This is said to have made cleanup much easier and prevented Cupro-Nickel build up on the lands.
The bore across the lands was increased from .303 to .304 by the process, and edges of the lands were sharpened a bit.


I have seen a few very very old .22 rimfire bores that showed the lands to be very gray and worn, yet still flat on top, while the grooves were black and rough looking from the old corrosive ammo. Worn lands looked to be about half as tall as they should be. the barrels still shot fairly well but not with any high degree of accuracy, and the shallowed grooves choked with fouling easily. this seemed to be more common with auto loaders.

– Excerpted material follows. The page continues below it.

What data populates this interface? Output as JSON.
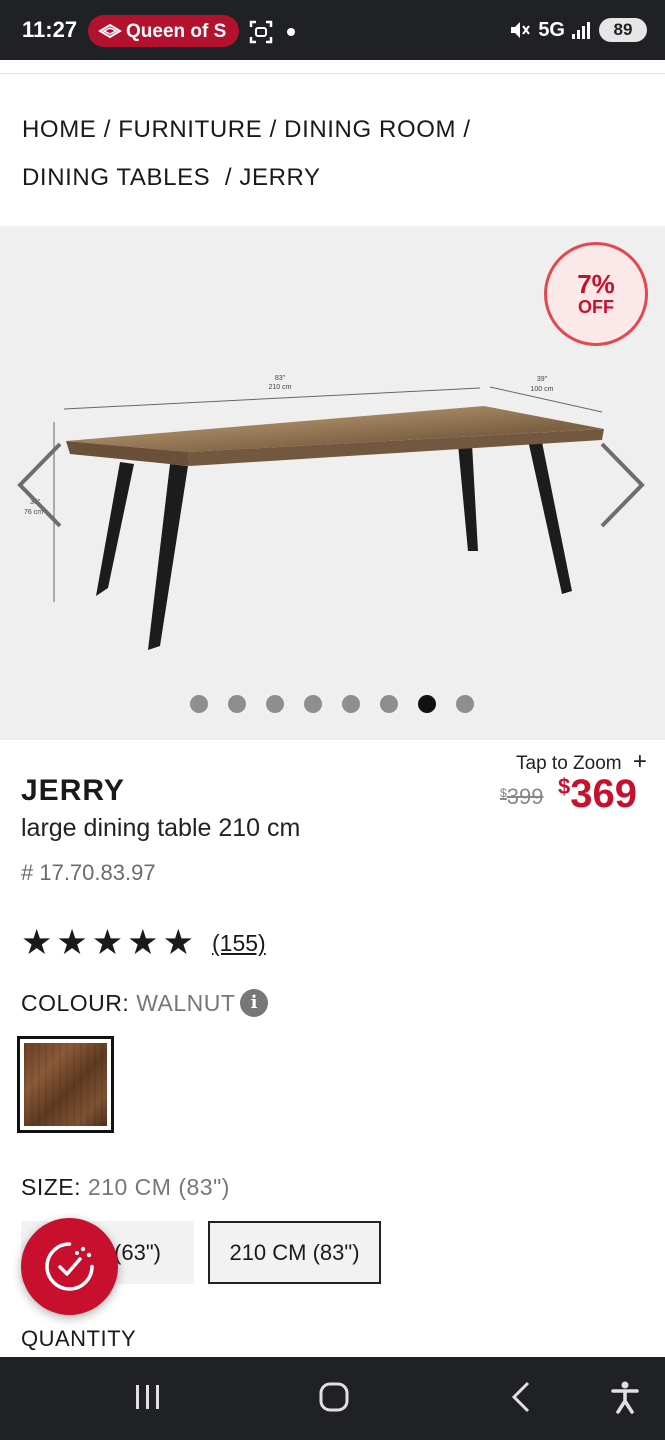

crb
11-13-2009, 04:41 PM
I recently had a 17 cal bbl that had consistent crossways grooves for the full length and full circumference of the bore. The grooves appeared to be the same depth on top of the lands and down in the grooves. You would think somebody had a cnc boring machine that cut the lands and grooves at the same time. I don't have any idea how they managed it. I even sectioned a short length so I could look at the surface directly. It truly looked like a fine tooth metal file with the cross section of a rifle bbl's bore.

I sent it back.

Madrox
11-13-2009, 05:22 PM
I'd once read that the crossways markings were beneficial, in reducing bullet friction and preventing leading, but that may have been manufacturers hype.
It does sound logical on the surface, the striations acting like the honing of a cylinder to hold lubes, and the uneven surface letting the bullet slide past on the built up lube deposits.

In a way the action would be similar to the recorded results of firing a lightly surface pitted or "seasoned" bore compared to a fresh highly polished bore, the former showing an increase in velocity, at least when lubed lead bullets were in use.



Must be why my file doesn't work on lead.